“Indigenous art is not an archaeological piece, folklore, or a fetish to consume.”

– Ticio Escobar

Western interpretation has often failed to highlight the artistic character of objects that embody the culture, spirituality, and love for the land of each community. Paraguay is home to nineteen indigenous communities belonging to 5 linguistic families, giving rise to a plurality of techniques, materials, skills, and stories.


Recognition and promotion of each of these communities are essential for their survival.

Tekoharte - Art Indigène Fils


The textiles of the Nivaclé and Manjuy communities come from the fiber of a plant called Karaguata.

The gathering of these plants in the Chaco, the extraction of their fiber, natural dyeing, and weaving have been the exclusive work of women since ancient times.

They crafted utilitarian objects, with patterns and colors identifying their ethnic origin and geographical roots.

The manufacturing processes adhere to tradition, with only the use changing to gain artistic recognition.

  • Technique : mesh fabric, net.
  • Tools : wooden mallet, stone or wooden support, machete, dye pots, needle.
  • Raw Materials : Karaguata, roots, water, fire, leaves, bark, and resins for pigmenting the fibers.
  • Main Products : bags, art feathers, rest belts (pamoi), pepper shakers, earrings, and bracelets. Previously skirts (Ayoreo) and vests (Ishir).
  • Main Production Regions : Alto Paraguay (Carmelo Peralta, Bahía Negra), Boquerón (Boquerón, Filadelfia, Loma Plata) et Presidente Hayes (Lt. Manuel Irala Fernández).


Drawing, especially done with black pen on paper, is a practice observed in the indigenous Nivaclé communities of the central Chaco, particularly in the areas where Swiss anthropologist Verena Regehr has been working for several years. This practice originated from a competition promoted by the anthropologist, where the memory of the peoples is expressed through drawing. Currently, there are renowned indigenous artists such as Clemente Julius, Osvaldo Pitoe, Marcos Ortíz, Jorge Carema, Esteban Klassen, Floriberta Fermin, among others, who have exhibited their work in cultural centers and/or museums at the national or international level.
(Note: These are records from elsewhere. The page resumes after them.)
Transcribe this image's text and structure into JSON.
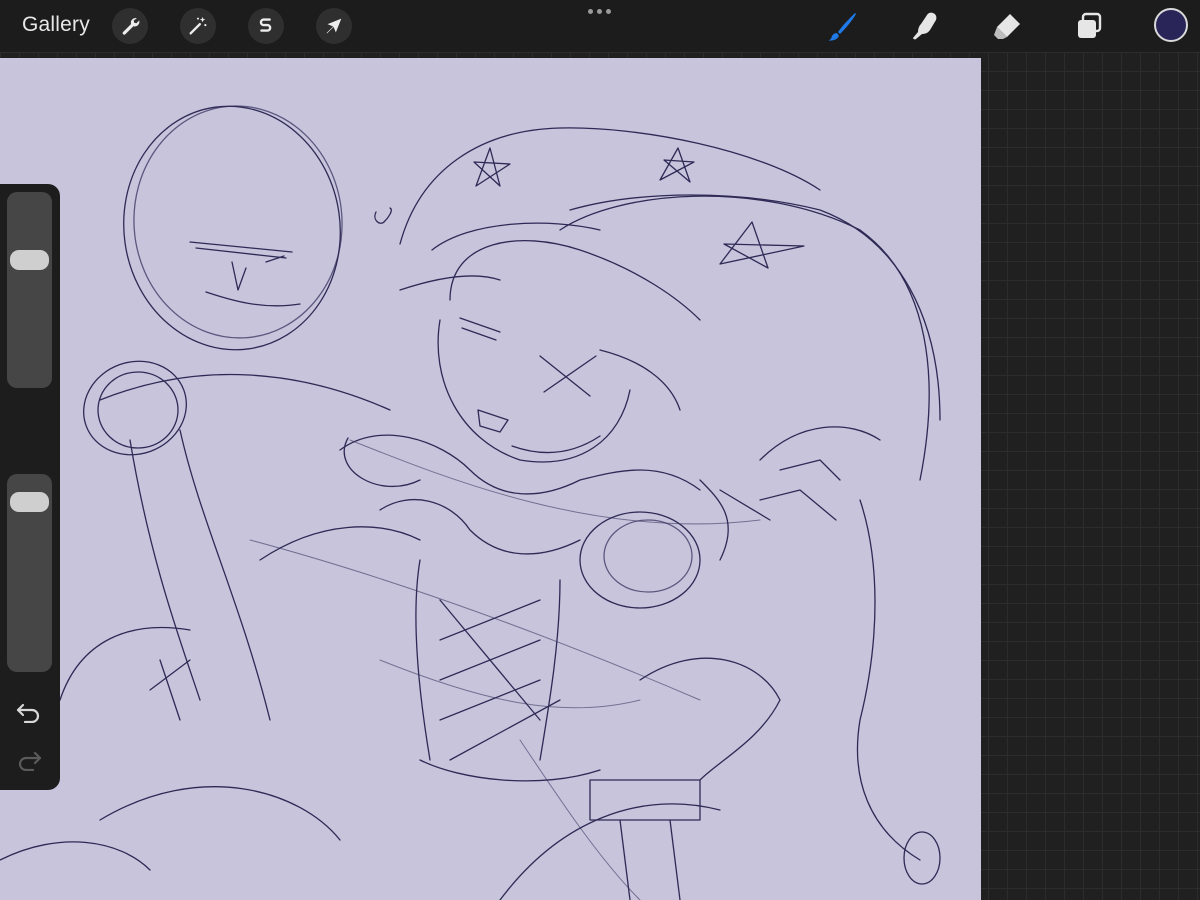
{
  "toolbar": {
    "gallery_label": "Gallery",
    "left_tools": [
      {
        "name": "actions",
        "icon": "wrench-icon"
      },
      {
        "name": "adjustments",
        "icon": "magic-wand-icon"
      },
      {
        "name": "selection",
        "icon": "selection-s-icon"
      },
      {
        "name": "transform",
        "icon": "arrow-cursor-icon"
      }
    ],
    "more_icon": "ellipsis-icon",
    "right_tools": [
      {
        "name": "brush",
        "icon": "brush-icon",
        "active": true
      },
      {
        "name": "smudge",
        "icon": "smudge-finger-icon"
      },
      {
        "name": "eraser",
        "icon": "eraser-icon"
      },
      {
        "name": "layers",
        "icon": "layers-icon"
      }
    ],
    "current_color": "#292558",
    "active_tool_color": "#1f7ae8"
  },
  "canvas": {
    "background_color": "#c7c4dc",
    "stroke_color": "#2f2a55"
  },
  "sidebar": {
    "brush_size_icon": "size-slider",
    "brush_size_level": 0.31,
    "modifier_icon": "square-modifier-icon",
    "opacity_icon": "opacity-slider",
    "opacity_level": 0.06,
    "undo_icon": "undo-arrow-icon",
    "redo_icon": "redo-arrow-icon"
  }
}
The main characteristic observed in these works is the use of shading and contrast between the figure and the background that artists achieve with basic elements such as black pen and white cardboard, creating beautiful monochromatic works. Currently, it is a practice spreading among young members of the communities. Sometimes, indigenous artists use paper or painting panels.

  • Technique : hand drawing.
  • Tools and raw materials : paper, cardboard, pen, paint.
  • Main Products : sheets.
  • Main Production Regions : Boquerón (Yiclôcat, Yacacvash, Cayin ô Clim, Campo Alegre).


The Mbya Guarani people are known for making baskets from takuapi and takuarembo (Chusquea ramassisima), decorated with guembepi (Philodendron bipinnatifidum), which is extracted from the bark of the aerial roots of the guembe. Using these fibers, artisans weave different sizes, shapes, weaves, and designs of baskets (ajaka) and sieves (yrupe), the latter being used by the Mbya for sifting manioc flour and corn. Basketry is an integral part of the world view of Mbya culture. The products are characterized by geometric symbols representing the iconography of their culture. Depending on the region where they live, they use karandilla and chala as raw materials for making baskets.

  • Technique : handwoven.
  • Tools : scissors, glue, machete knife, and vegetable band.
  • Raw Materials : takuapi and guembepi previously soaked and softened in water to make them smooth and flexible. Karandilla and chala.
  • Main Products : sieves, baskets, lined thermoses, among others.
  • Main Production Regions : Caaguazú (Vaquería, Raúl Arsenio Oviedo) et Guairá (Trinidad).

Source : Instituto Paraguayo de Artesania